Please find every line of the listing below where "JSON" occurs and copy it.
== == ==
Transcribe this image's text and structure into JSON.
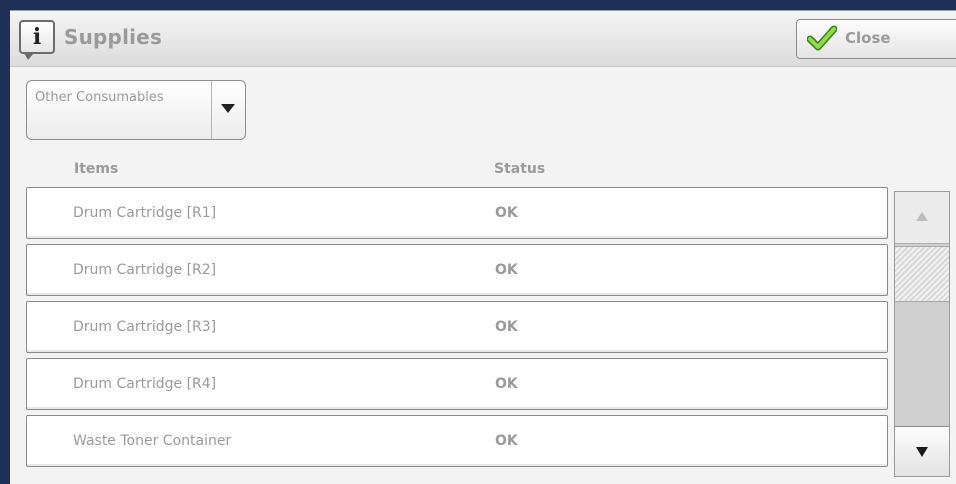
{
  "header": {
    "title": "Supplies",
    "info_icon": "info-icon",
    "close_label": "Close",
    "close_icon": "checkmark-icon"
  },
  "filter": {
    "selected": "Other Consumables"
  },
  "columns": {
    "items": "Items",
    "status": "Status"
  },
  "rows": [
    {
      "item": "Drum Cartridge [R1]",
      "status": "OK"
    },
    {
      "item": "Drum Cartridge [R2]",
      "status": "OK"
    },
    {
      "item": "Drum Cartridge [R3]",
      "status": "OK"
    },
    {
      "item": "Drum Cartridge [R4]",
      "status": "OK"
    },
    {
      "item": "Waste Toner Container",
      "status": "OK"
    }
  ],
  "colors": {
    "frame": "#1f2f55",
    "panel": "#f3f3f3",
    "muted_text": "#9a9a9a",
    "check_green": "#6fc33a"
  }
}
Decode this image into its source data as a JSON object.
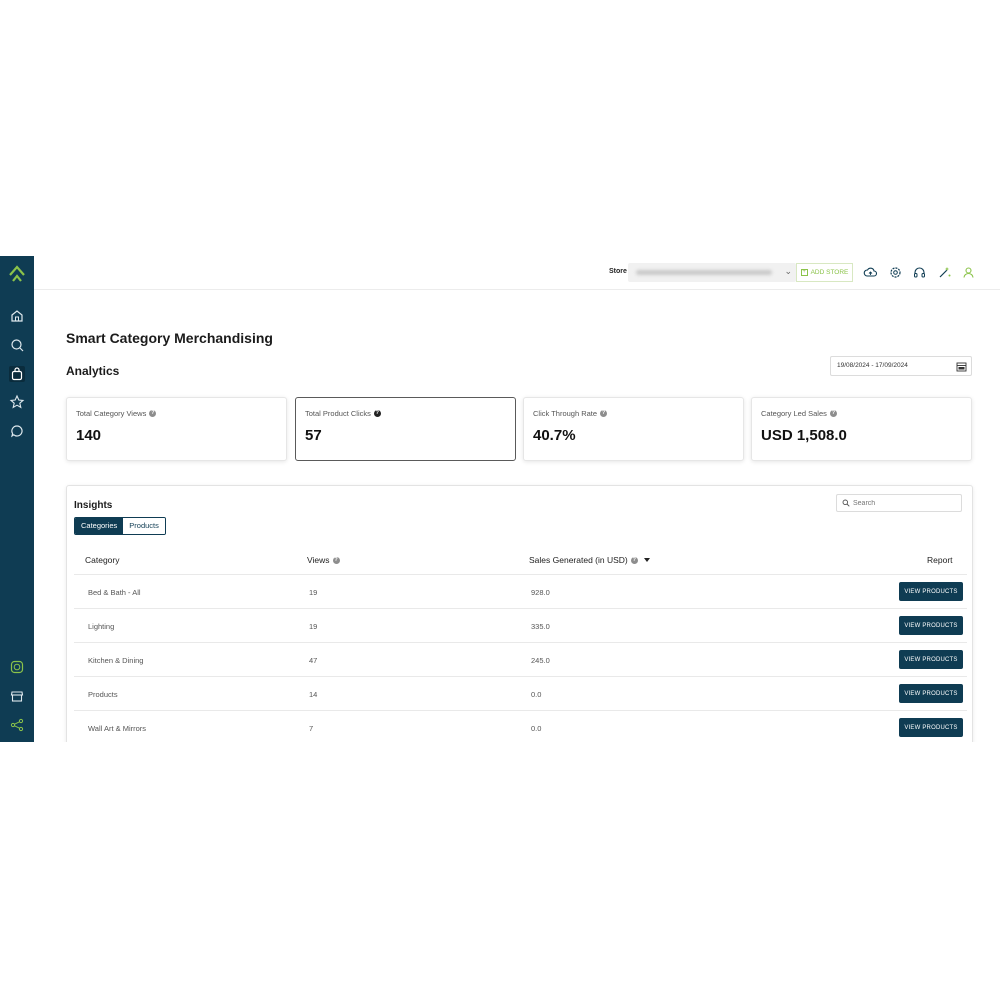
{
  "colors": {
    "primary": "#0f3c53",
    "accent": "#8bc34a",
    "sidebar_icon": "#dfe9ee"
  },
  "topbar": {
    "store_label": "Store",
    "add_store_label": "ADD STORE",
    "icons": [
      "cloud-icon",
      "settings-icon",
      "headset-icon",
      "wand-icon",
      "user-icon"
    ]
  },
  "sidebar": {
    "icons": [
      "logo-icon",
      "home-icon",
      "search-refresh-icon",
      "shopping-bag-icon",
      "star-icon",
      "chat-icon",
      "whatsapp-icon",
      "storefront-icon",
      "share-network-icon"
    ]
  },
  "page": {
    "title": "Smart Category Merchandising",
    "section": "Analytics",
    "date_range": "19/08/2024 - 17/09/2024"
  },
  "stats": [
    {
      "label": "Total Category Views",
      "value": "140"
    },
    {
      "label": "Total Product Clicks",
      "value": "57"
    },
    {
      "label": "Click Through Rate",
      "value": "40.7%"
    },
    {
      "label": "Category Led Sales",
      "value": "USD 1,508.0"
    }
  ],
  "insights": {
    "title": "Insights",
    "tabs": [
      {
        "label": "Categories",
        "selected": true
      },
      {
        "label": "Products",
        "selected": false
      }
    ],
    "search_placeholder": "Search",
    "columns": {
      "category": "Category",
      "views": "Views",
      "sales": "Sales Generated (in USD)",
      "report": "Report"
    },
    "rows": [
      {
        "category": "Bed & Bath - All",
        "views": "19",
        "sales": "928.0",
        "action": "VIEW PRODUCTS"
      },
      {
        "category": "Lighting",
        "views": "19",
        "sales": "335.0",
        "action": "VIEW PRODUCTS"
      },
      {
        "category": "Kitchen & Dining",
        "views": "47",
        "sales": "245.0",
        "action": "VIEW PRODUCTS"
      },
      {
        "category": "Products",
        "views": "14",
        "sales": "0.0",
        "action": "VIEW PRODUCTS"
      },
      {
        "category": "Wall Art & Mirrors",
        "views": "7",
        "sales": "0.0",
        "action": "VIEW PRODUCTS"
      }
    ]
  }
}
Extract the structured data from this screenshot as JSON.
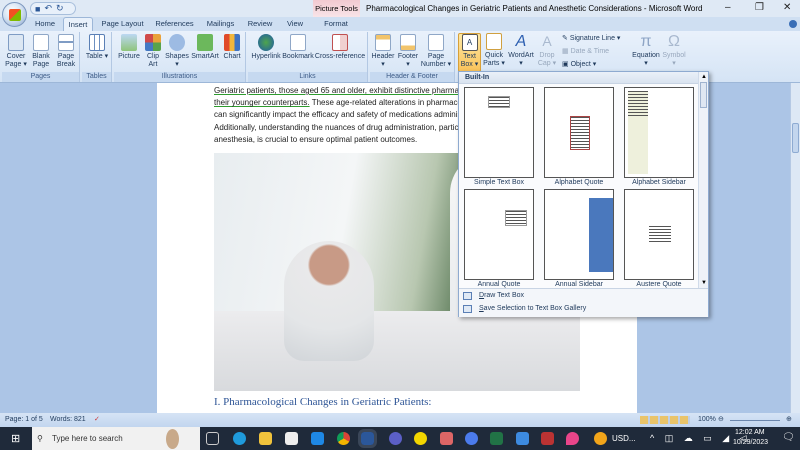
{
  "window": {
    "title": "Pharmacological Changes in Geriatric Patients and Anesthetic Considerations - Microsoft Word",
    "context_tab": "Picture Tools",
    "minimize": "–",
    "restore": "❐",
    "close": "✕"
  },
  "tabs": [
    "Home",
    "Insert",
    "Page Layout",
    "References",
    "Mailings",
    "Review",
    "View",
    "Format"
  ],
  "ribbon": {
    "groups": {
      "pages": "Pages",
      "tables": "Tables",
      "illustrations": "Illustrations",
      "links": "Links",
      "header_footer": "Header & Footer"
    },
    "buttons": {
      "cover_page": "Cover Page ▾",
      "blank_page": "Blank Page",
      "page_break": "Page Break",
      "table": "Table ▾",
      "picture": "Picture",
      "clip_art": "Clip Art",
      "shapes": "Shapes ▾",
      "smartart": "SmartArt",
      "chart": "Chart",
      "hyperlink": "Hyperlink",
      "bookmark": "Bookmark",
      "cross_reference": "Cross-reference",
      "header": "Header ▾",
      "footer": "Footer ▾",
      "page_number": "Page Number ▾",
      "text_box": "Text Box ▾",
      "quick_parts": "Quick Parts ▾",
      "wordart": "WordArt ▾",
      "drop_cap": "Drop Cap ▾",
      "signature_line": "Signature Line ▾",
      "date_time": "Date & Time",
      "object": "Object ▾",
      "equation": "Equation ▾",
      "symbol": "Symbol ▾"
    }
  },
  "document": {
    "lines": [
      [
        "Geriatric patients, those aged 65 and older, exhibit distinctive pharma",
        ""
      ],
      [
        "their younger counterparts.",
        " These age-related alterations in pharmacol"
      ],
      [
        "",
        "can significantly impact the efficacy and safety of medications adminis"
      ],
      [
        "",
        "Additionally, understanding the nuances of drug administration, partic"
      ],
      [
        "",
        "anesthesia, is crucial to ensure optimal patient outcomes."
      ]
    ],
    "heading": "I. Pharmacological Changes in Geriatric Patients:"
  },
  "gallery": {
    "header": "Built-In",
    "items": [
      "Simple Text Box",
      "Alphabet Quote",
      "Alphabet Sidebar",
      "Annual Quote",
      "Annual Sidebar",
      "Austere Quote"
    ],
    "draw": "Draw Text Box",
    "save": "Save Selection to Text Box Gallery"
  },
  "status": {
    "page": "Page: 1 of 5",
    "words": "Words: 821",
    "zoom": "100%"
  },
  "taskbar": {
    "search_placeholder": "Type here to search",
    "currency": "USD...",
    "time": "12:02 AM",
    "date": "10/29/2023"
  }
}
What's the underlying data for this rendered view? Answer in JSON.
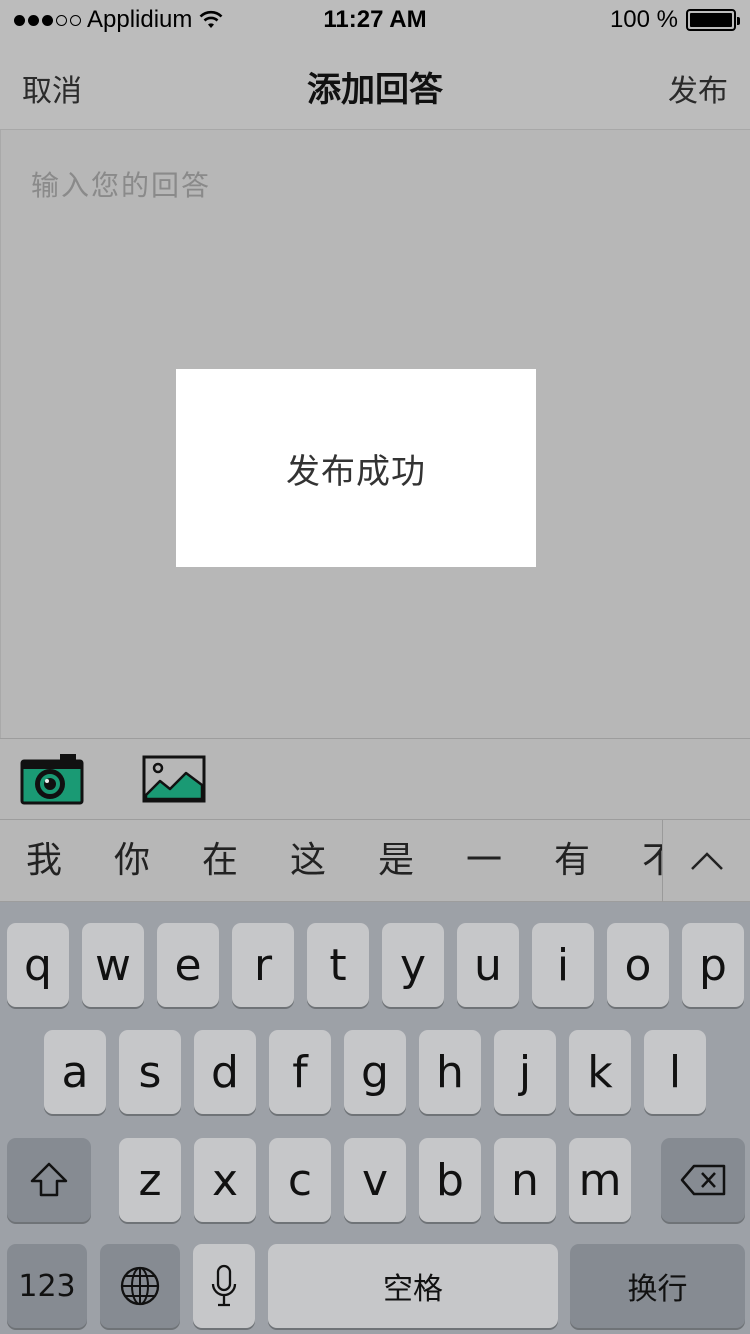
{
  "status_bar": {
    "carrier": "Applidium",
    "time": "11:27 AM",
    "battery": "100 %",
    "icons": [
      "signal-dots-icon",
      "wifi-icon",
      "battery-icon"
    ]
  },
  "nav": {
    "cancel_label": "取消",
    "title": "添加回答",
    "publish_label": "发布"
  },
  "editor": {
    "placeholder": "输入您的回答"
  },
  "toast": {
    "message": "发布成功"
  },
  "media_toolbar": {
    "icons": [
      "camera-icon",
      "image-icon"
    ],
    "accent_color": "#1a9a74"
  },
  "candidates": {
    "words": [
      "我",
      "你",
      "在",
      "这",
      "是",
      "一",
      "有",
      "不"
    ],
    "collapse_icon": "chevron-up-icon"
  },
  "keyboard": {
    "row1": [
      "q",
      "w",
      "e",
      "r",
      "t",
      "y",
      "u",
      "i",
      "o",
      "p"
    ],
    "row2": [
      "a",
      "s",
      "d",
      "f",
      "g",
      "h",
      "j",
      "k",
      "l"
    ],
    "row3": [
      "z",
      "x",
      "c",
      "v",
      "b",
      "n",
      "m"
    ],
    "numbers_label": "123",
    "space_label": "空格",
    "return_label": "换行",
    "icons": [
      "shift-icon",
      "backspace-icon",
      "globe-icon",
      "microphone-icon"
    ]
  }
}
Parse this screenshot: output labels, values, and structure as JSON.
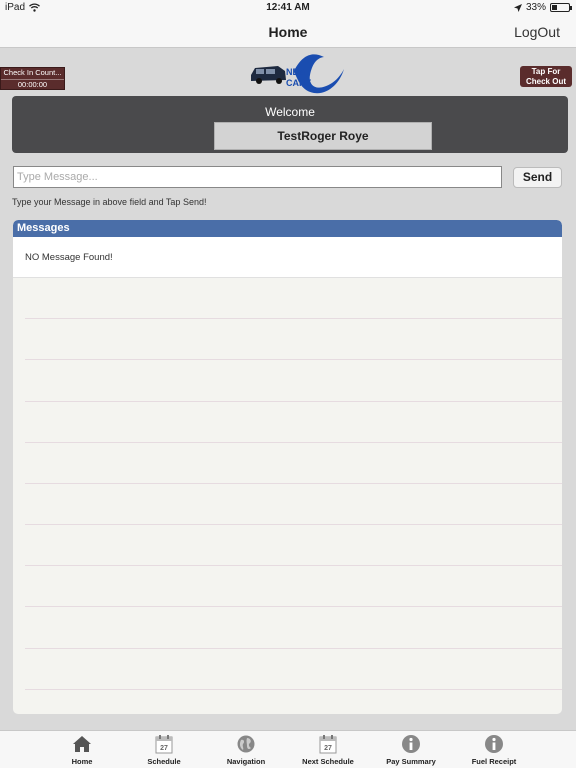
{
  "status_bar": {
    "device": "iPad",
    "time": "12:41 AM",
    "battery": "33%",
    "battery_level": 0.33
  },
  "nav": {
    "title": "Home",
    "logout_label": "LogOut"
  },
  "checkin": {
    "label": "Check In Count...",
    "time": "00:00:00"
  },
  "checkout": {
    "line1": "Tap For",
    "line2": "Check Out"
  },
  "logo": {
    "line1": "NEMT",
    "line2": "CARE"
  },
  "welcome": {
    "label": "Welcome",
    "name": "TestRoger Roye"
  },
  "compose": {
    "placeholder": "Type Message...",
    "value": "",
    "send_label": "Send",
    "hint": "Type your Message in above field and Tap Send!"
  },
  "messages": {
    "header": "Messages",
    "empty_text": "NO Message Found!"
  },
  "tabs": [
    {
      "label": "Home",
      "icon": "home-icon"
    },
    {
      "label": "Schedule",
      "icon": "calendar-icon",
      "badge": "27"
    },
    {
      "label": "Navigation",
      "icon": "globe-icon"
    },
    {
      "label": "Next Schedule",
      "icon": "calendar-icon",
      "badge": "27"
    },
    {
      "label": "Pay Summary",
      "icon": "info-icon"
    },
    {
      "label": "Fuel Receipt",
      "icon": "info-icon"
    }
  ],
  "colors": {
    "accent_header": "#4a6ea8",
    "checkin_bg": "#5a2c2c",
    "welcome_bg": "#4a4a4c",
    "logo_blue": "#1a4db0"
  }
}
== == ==
*TASK RESULT*.
Transcribe this image's text and structure into JSON.
Decode this image into its source data as a JSON object.
Extract the structured data from this screenshot as JSON.
What's the underlying data for this rendered view? Answer in JSON.
Parse this screenshot: output labels, values, and structure as JSON.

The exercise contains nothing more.